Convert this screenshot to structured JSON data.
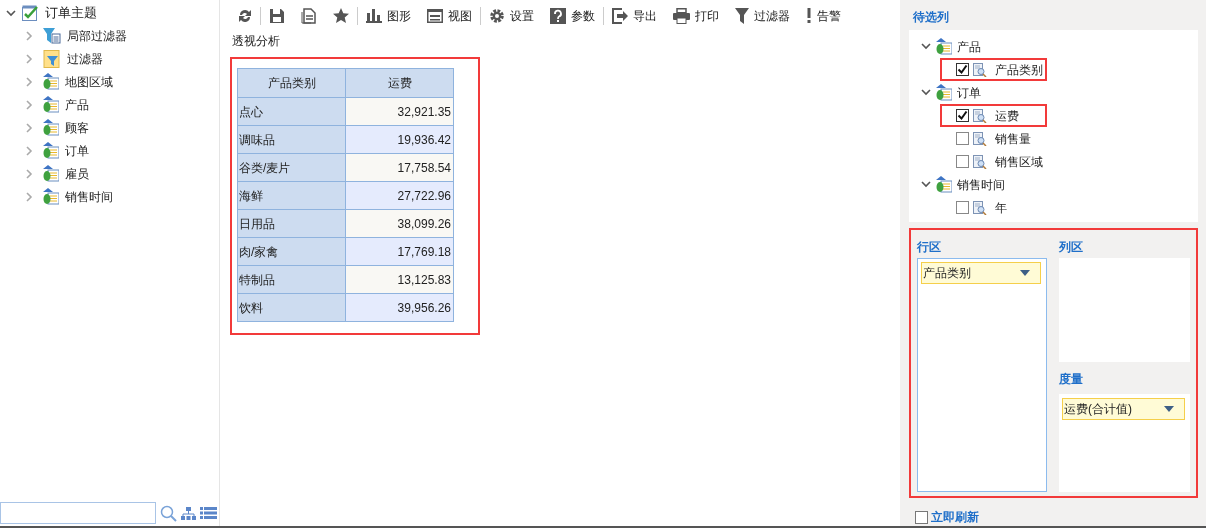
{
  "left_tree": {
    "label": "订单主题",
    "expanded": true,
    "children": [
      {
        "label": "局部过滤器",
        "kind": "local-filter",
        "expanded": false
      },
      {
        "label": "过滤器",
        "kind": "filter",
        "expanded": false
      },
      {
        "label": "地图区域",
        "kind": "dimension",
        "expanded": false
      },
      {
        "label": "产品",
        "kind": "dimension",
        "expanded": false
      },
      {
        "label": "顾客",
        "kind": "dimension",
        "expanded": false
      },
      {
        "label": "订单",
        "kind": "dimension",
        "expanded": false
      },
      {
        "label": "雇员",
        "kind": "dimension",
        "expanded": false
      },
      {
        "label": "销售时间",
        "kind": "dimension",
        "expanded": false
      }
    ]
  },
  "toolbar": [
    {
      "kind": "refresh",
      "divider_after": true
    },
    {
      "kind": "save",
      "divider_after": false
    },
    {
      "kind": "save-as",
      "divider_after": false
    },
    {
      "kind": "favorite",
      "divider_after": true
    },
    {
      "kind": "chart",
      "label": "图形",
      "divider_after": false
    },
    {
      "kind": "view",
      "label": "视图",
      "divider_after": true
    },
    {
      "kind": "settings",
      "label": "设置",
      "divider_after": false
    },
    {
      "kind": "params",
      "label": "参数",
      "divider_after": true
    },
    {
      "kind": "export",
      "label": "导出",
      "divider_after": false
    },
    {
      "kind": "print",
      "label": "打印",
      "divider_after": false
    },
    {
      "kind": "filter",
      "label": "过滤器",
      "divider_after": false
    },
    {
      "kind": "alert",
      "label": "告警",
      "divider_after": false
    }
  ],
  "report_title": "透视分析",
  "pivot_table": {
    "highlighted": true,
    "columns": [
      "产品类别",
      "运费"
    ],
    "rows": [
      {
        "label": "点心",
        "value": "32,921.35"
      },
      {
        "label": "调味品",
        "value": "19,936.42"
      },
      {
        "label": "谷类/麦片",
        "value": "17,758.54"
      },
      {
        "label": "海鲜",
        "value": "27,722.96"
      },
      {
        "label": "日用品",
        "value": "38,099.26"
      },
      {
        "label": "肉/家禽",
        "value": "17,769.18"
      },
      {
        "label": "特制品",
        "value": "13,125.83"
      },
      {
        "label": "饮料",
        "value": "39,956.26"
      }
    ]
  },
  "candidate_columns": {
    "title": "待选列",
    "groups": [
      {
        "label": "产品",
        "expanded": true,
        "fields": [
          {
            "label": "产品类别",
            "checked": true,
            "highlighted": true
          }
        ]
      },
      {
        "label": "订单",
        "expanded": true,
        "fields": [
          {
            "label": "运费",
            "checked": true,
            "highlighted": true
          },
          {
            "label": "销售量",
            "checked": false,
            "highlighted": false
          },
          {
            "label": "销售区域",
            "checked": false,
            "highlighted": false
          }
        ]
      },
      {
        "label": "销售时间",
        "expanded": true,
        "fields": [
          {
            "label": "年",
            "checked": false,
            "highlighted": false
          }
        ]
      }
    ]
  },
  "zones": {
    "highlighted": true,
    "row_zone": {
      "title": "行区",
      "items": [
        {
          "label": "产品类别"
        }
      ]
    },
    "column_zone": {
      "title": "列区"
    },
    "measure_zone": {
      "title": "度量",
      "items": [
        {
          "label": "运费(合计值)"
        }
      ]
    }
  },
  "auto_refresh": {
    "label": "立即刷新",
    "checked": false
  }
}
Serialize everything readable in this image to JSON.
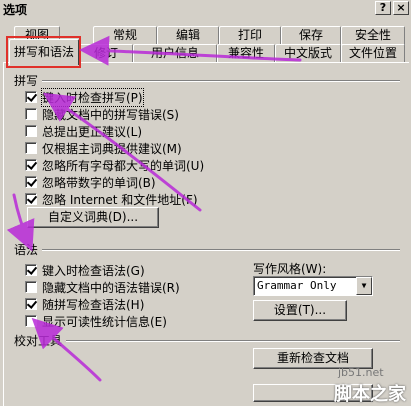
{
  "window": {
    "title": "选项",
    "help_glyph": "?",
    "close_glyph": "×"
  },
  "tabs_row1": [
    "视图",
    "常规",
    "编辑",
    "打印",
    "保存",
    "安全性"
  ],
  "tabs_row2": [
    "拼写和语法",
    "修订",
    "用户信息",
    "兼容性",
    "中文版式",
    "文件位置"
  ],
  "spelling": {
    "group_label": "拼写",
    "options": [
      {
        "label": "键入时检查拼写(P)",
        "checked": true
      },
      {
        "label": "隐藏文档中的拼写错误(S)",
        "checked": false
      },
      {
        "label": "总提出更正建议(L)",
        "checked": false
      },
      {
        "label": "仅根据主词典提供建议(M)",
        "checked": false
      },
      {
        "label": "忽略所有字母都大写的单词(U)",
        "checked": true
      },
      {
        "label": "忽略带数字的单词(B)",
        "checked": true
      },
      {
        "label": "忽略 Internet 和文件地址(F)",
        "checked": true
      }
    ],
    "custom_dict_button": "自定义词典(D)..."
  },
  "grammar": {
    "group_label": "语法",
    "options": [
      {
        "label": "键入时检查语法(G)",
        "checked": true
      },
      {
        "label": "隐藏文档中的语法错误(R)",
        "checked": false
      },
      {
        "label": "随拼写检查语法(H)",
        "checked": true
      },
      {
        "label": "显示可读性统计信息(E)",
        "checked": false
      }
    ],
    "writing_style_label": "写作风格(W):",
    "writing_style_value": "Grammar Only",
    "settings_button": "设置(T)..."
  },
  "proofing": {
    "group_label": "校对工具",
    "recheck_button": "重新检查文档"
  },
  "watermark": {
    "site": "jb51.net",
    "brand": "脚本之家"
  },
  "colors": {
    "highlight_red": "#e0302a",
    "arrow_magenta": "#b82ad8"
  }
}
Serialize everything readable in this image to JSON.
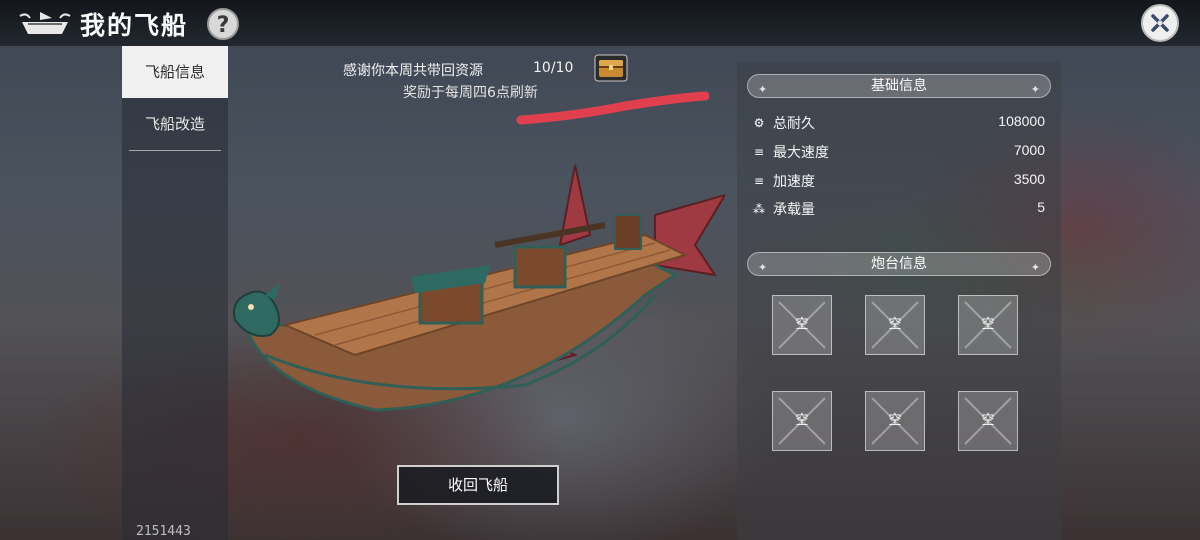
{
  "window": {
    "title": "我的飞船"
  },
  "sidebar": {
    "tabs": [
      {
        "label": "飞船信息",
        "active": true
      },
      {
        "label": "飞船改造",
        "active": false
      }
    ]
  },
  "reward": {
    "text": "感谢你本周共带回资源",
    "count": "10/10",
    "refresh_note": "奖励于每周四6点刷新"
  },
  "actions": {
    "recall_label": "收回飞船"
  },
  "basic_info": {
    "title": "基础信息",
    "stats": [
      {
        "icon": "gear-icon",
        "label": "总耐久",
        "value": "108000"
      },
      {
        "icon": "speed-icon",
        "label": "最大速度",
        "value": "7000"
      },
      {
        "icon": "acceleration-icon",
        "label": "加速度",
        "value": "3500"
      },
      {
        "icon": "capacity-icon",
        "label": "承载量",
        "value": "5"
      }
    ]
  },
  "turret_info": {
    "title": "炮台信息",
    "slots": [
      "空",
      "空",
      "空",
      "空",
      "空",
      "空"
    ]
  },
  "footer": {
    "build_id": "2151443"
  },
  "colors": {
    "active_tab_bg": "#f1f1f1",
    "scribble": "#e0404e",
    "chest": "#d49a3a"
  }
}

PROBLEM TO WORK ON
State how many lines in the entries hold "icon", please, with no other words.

EXERCISE RESULT
4